Of course, the 2005 Six Nations was interesting for other reasons, too. It ended with something close to dressing-room revolt when, in the final game against England at Twickenham, and as they contemplated their third 40-point defeat of a championship that had dynamited the Lions aspirations of many of them, the Scotland players tore up the Williams script and began to play with heart and devil and passion. They still lost, 43-22, but in that show of defiance they regained their own pride and the respect of their followers.
The booing that greeted the final whistle at Murrayfield on Saturday was sign enough that the time has come for some of that spirit again. Certainly, there was a sense of mystification around the Edinburgh ground following a performance in which Scotland had been pasted more comprehensively in the possession and territory battles than they ever were on the scoreboard, in which Johnson demonstrated his coaching genius by taking off his best player -Dave Denton - with almost half-an-hour left to play, and in which the Scottish lineout suffered a collapse that might have been termed unprecedented but for the fact that such things have become all too familiar.

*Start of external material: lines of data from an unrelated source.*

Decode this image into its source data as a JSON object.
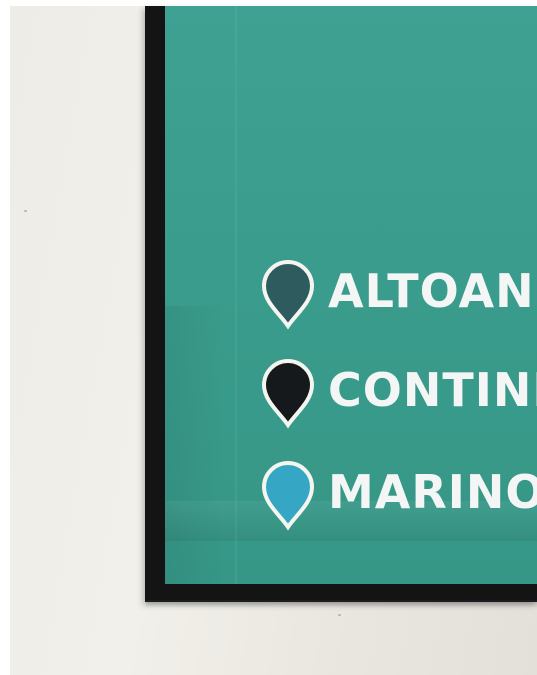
{
  "legend": {
    "items": [
      {
        "label": "ALTOAN",
        "pin_color": "#2e5c5e",
        "icon": "map-pin-icon"
      },
      {
        "label": "CONTINI",
        "pin_color": "#15191b",
        "icon": "map-pin-icon"
      },
      {
        "label": "MARINO",
        "pin_color": "#35a6c4",
        "icon": "map-pin-icon"
      }
    ]
  },
  "colors": {
    "poster": "#3a9c8c",
    "frame": "#141414",
    "wall": "#efede7",
    "label_text": "#f3f6f5",
    "pin_outline": "#f5f5f0"
  }
}
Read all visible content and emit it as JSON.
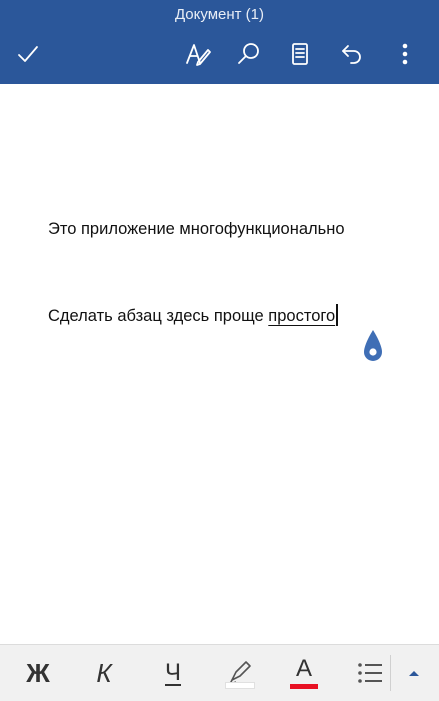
{
  "appbar": {
    "title": "Документ (1)",
    "icons": [
      "checkmark-icon",
      "proofing-icon",
      "search-icon",
      "reading-view-icon",
      "undo-icon",
      "more-icon"
    ],
    "background": "#2b579a"
  },
  "document": {
    "paragraph1": "Это приложение многофункционально",
    "paragraph2_plain": "Сделать абзац здесь проще ",
    "paragraph2_word": "простого"
  },
  "format_bar": {
    "bold_label": "Ж",
    "italic_label": "К",
    "underline_label": "Ч",
    "font_color_label": "A",
    "font_color": "#e81123",
    "highlight_color": "#ffffff",
    "icons": [
      "highlighter-icon",
      "bullet-list-icon",
      "expand-up-icon"
    ]
  },
  "colors": {
    "accent": "#2b579a",
    "handle": "#3f6eb5"
  }
}
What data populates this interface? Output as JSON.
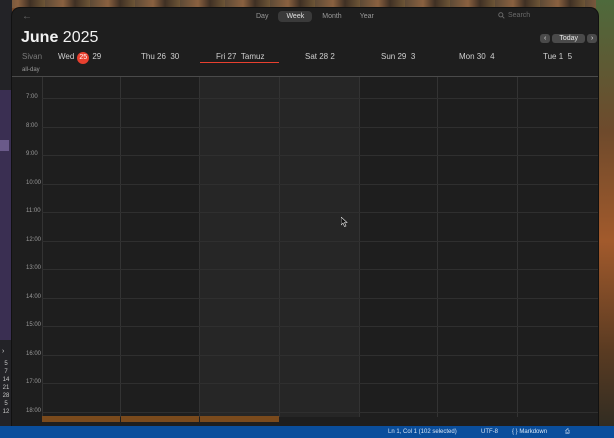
{
  "toolbar": {
    "views": [
      "Day",
      "Week",
      "Month",
      "Year"
    ],
    "active_view": "Week",
    "search_placeholder": "Search"
  },
  "header": {
    "month": "June",
    "year": "2025",
    "today_label": "Today"
  },
  "days": {
    "hebrew_month": "Sivan",
    "wed_name": "Wed",
    "wed_today": "25",
    "wed_alt": "29",
    "thu_name": "Thu 26",
    "thu_alt": "30",
    "fri_name": "Fri 27",
    "fri_alt": "Tamuz",
    "sat_name": "Sat 28",
    "sat_alt": "2",
    "sun_name": "Sun 29",
    "sun_alt": "3",
    "mon_name": "Mon 30",
    "mon_alt": "4",
    "tue_name": "Tue 1",
    "tue_alt": "5"
  },
  "allday_label": "all-day",
  "times": [
    "7:00",
    "8:00",
    "9:00",
    "10:00",
    "11:00",
    "12:00",
    "13:00",
    "14:00",
    "15:00",
    "16:00",
    "17:00",
    "18:00"
  ],
  "left_numbers": [
    "5",
    "7",
    "14",
    "21",
    "28",
    "5",
    "12"
  ],
  "statusbar": {
    "position": "Ln 1, Col 1 (102 selected)",
    "encoding": "UTF-8",
    "language": "Markdown"
  },
  "colors": {
    "today_badge": "#e8402f",
    "statusbar": "#0a4e9c",
    "event": "#7a4a1c"
  }
}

There was some meagre consolation in the fact that the Scots showed the defensive resolve to battle to the finish. Given the chance - as he should be - Chris Fusaro will play better and more cool-headed games than this for Scotland, but he will never tackle as tirelessly or fearlessly, or leave himself so drained at the end. England would be justified in blaming the pitch for keeping the scoreline down, but some credit must given to Scotland for an effort that, from very early in the game, mostly looked like a damage-limitation exercise.
Changes? There are cases to be made. Ross Ford suffered the embarrassment of being hooked after 42 minutes, but to leave the hooker on would only have deepened his ignominy, so wretched was the Scotland performance in the lineout. Scott Lawson looked lively in his place.
At least one of the locks should be worried, too, for there was a troubling lack of energy and bounce in that area. Greig Laidlaw must also be vulnerable to a challenge from Chris Cusiter at scrum-half, all the more so as his goal-kicking has been so poor just lately. Al Strokosch appears to have drifted off the scene this year, but how Scotland could have used some of his menace on Saturday.
But England plough on. Stuart Lancaster, their estimable coach, has screwed together a front five of stalwart, yeoman virtues, has a couple of blasters in the second row and an immense talent in the shape of Billy Vunipola at No.8. In the Murrayfield slurry, his strike runners behind the scrum also showed a cutting edge in conditions that might have been expected to blunt them. They, at least, will have gone home laughing.